Bali Noon Bali Moon in Okinawa City offers a fine taste of Balinese cuisine
By CHIYOMI SUMIDA | STARS AND STRIPES Published: May 15, 2017
A sure way to learn about any country and its people is to eat the cuisine it takes pride in. My recent visit to Bali Noon Bali Moon, Balinese restaurant in Okinawa City, renewed that belief.
While Okinawa and Bali are about 2,500 miles apart as the crow flies, this neat-looking, cozy eatery offers a great alternative to the Indonesian tourists’ paradise.
Bali Noon Bali Moon, which opened a year ago, is a tenant of Plaza Shopping Center, Japan’s first shopping mall, built 63 years ago to cater to Americans in Okinawa’s military community.
I have to confess, though, that I am not a big fan of spicy food. Still, my curiosity about the exotic island and its cuisine overrode my fear.
The menu was all Greek to me, but the waitress kindly recommended Nasi Campur for a first-timer. This 1,200-yen dish (about $11) is a sampler of Balinese dishes. Timidly, I took a bite of shredded chicken with red paprika. No harm to my mouth; in fact, it was delicious.
I was encouraged to move on to the next item, fish curry, which was tasty, too.
Then the waitress returned with a small jar filled with a reddish sauce called sambal. It sounded too good for me to pass up. But, as I had anticipated, commotion started in my mouth and it cleared my nasal passages. However, I did not regret trying the indescribably deep and rich taste. For those who love spicy, hot stuff, sambal might become addictive.
The restaurant’s chief chef, Wayan Purwacita, told me the crucial seasoning for Balinese cooking is Bumbu Bali, a paste consisting of 18 fresh spices, including cinnamon, ginger, cloves, lemongrass, shallot, candlenuts and turmeric. It’s no wonder Balinese cuisine is considered one of Asia’s medicinal foods.
Purwacita, 50, has worked as a chef for more than 20 years at major resort hotels in Bali, including the Club Med Bali. He also co-owned a restaurant on his home island. His culinary career, however, started much earlier. At age 7, under the mentorship of his grandfather, he began to cook sausages and skewered meats.

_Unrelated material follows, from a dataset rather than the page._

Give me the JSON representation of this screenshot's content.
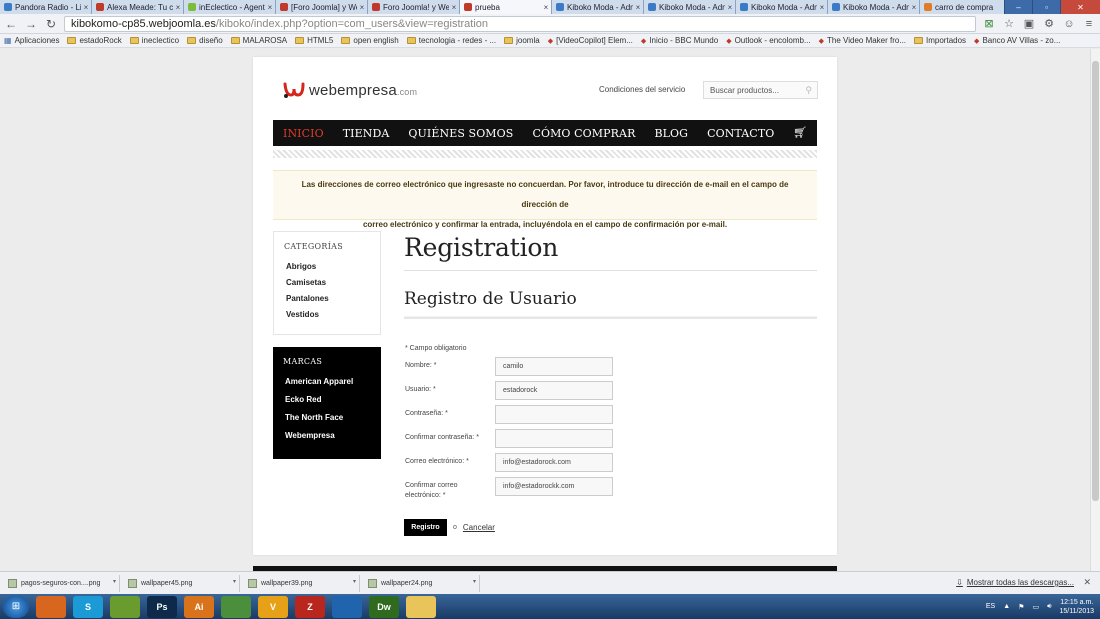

In Bali, it is the men’s role to prepare food for traditional ceremonies and festivals, and a good cook is admired by the people, he said.
“My grandfather was the best cook with a very good hand to make a perfect mix of spices, and he was well respected in our community,” he said.
Here in this small, comfortable restaurant, Bumbu Bali marinated and grilled chicken or pork are served, along with curry and stew. Tempe curry is made with fermented soybeans and vegetable, a good choice for vegans.
“We are ready to customize the dish so that vegetarian people, too, can enjoy our dish,” Purwacita said.
Hearing this pleased me because I remembered one of my vegan friends once told me that it is not easy to find vegan-friendly restaurants on Okinawa.
I finished my meal with black rice pudding (500 yen), which I had for the first time in my life, though it had a somewhat familiar taste. It was delicious and soothing like the Balinese music played there.
Visiting Bali Noon Bali Moon turned out to be a treat — and even a brief retreat.
Bali Noon Bali Moon
Location: 3-1-12 Kubota Okinawa City, Okinawa. From Kadena Air Base’s Gate 2, turn to the right at the Goya Intersection and take Highway 330 as if heading for Camp Foster. Shortly before you reach another big intersection, RYCOM, there is a shopping mall, Plaza Shopping Center, on your left. Bali Noon Bali Moon is in the central area of the single-story building of the complex.
Hours: Open daily. Lunch hours: 11:30 a.m. to 3 p.m. (last order at 2:30 p.m.). Dinner: 6 p.m. to 10 p.m. (last order at 10 p.m.)
Prices: The lunch menu ranges from 800 yen (about $7) for tomato soup and rice to the lunch special set for 1,500 yen. The dinner menu includes grilled chicken or pork priced between 1,000 yen and 1,800 yen.